Ironically our fear of death might be the one thing saving some of the world’s most endangered wildlife. The New York Times notes that the heavily mined demilitarized zone between North and South Korea has become a haven for rare creatures, including spoonbills, cranes, Asiatic black bears, antelopes and possibly even tigers, making it one of East Asia’s most important wildlife refuges, because *people can’t go there.* Environmentalists are now lobbying to make the DMZ a world heritage site, against the stiff opposition of both North and South Korea. Ironically if the growing reconciliation between North and South progresses much further, this paradise of geopolitical interstice will likely be obliterated in the name of economic development.
I Break For Robots:

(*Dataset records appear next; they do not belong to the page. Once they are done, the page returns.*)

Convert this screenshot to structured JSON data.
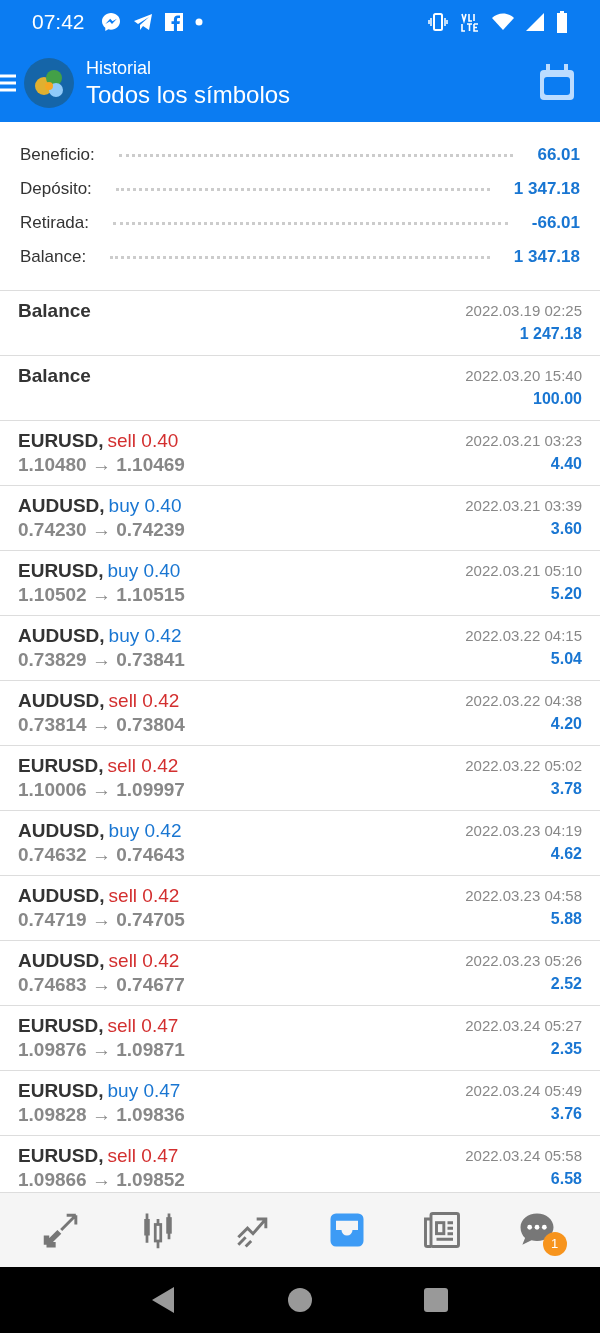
{
  "status_bar": {
    "time": "07:42"
  },
  "header": {
    "subtitle": "Historial",
    "title": "Todos los símbolos"
  },
  "summary": [
    {
      "label": "Beneficio:",
      "value": "66.01"
    },
    {
      "label": "Depósito:",
      "value": "1 347.18"
    },
    {
      "label": "Retirada:",
      "value": "-66.01"
    },
    {
      "label": "Balance:",
      "value": "1 347.18"
    }
  ],
  "deals": [
    {
      "kind": "balance",
      "title": "Balance",
      "time": "2022.03.19 02:25",
      "amount": "1 247.18"
    },
    {
      "kind": "balance",
      "title": "Balance",
      "time": "2022.03.20 15:40",
      "amount": "100.00"
    },
    {
      "kind": "trade",
      "symbol": "EURUSD,",
      "direction": "sell",
      "volume": "0.40",
      "prices": "1.10480 → 1.10469",
      "time": "2022.03.21 03:23",
      "amount": "4.40"
    },
    {
      "kind": "trade",
      "symbol": "AUDUSD,",
      "direction": "buy",
      "volume": "0.40",
      "prices": "0.74230 → 0.74239",
      "time": "2022.03.21 03:39",
      "amount": "3.60"
    },
    {
      "kind": "trade",
      "symbol": "EURUSD,",
      "direction": "buy",
      "volume": "0.40",
      "prices": "1.10502 → 1.10515",
      "time": "2022.03.21 05:10",
      "amount": "5.20"
    },
    {
      "kind": "trade",
      "symbol": "AUDUSD,",
      "direction": "buy",
      "volume": "0.42",
      "prices": "0.73829 → 0.73841",
      "time": "2022.03.22 04:15",
      "amount": "5.04"
    },
    {
      "kind": "trade",
      "symbol": "AUDUSD,",
      "direction": "sell",
      "volume": "0.42",
      "prices": "0.73814 → 0.73804",
      "time": "2022.03.22 04:38",
      "amount": "4.20"
    },
    {
      "kind": "trade",
      "symbol": "EURUSD,",
      "direction": "sell",
      "volume": "0.42",
      "prices": "1.10006 → 1.09997",
      "time": "2022.03.22 05:02",
      "amount": "3.78"
    },
    {
      "kind": "trade",
      "symbol": "AUDUSD,",
      "direction": "buy",
      "volume": "0.42",
      "prices": "0.74632 → 0.74643",
      "time": "2022.03.23 04:19",
      "amount": "4.62"
    },
    {
      "kind": "trade",
      "symbol": "AUDUSD,",
      "direction": "sell",
      "volume": "0.42",
      "prices": "0.74719 → 0.74705",
      "time": "2022.03.23 04:58",
      "amount": "5.88"
    },
    {
      "kind": "trade",
      "symbol": "AUDUSD,",
      "direction": "sell",
      "volume": "0.42",
      "prices": "0.74683 → 0.74677",
      "time": "2022.03.23 05:26",
      "amount": "2.52"
    },
    {
      "kind": "trade",
      "symbol": "EURUSD,",
      "direction": "sell",
      "volume": "0.47",
      "prices": "1.09876 → 1.09871",
      "time": "2022.03.24 05:27",
      "amount": "2.35"
    },
    {
      "kind": "trade",
      "symbol": "EURUSD,",
      "direction": "buy",
      "volume": "0.47",
      "prices": "1.09828 → 1.09836",
      "time": "2022.03.24 05:49",
      "amount": "3.76"
    },
    {
      "kind": "trade",
      "symbol": "EURUSD,",
      "direction": "sell",
      "volume": "0.47",
      "prices": "1.09866 → 1.09852",
      "time": "2022.03.24 05:58",
      "amount": "6.58"
    }
  ],
  "nav": [
    {
      "kind": "quotes",
      "selected": false
    },
    {
      "kind": "chart",
      "selected": false
    },
    {
      "kind": "trade",
      "selected": false
    },
    {
      "kind": "history",
      "selected": true
    },
    {
      "kind": "news",
      "selected": false
    },
    {
      "kind": "chat",
      "selected": false,
      "badge": "1"
    }
  ]
}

A few weeks back, I thought I would take a break from all of this seething consternation and learn how to build bots with my old pal Norm White. To my amazement, he hadn’t changed a bit since I saw him last over 20 years ago when I was just finishing up at the Ontario College of Art Back in those heady days, Norm and the rest of the Photo/Electric faculty inspired in us a deep love of hacking and coding. We were prepared to rip almost any piece of technology apart and subvert its functionality to our own bidding. At the UFO Workshop Norm introduced us to the intricacies of the Basic Stamp and other microcontrollers. With these tiny programmable brains, sculptures can be programmed to engage in complex movements and in effect become ‘sentient’ to their surroundings. I was able to cobble together a corrugated cardboard sea turtle which managed, with the help of its microcontroller and servos, to effect a kind of laborious egg-bound shuffle. Something about this little bot’s awkwardness and servitude to gravity, made me think I inadvertently captured some of the sad futility of the last of the living sea turtles, trying to haul their ancient carapaces up their last nesting beaches toward the orange electric glow of a hostile new millennium.
The much touted singularity seems like meager compensation for the annihilation of seabirds and sea turtles. After all we’ve had self-replicating, self-re-engineering DNA based intelligence since the Precambrian period, some 3500 million years ago. Still, technological singularity is an intriguing notion, be it ever so kludgy. There are some exquisite little self-assembling swarm-bots being produced by the European Community’s Future and Emerging Technologies programme that seem to point the way. And for when the planet completely degenerates into a giant cesspool, a team of British researchers is working on the EcoBot II–a “release and forget” robot that will generate its own power by eating flies, using sewage or excrement to attract them within range of its insect-sucking feed pumps. In the final analysis, maybe it’s the best we can do . . . .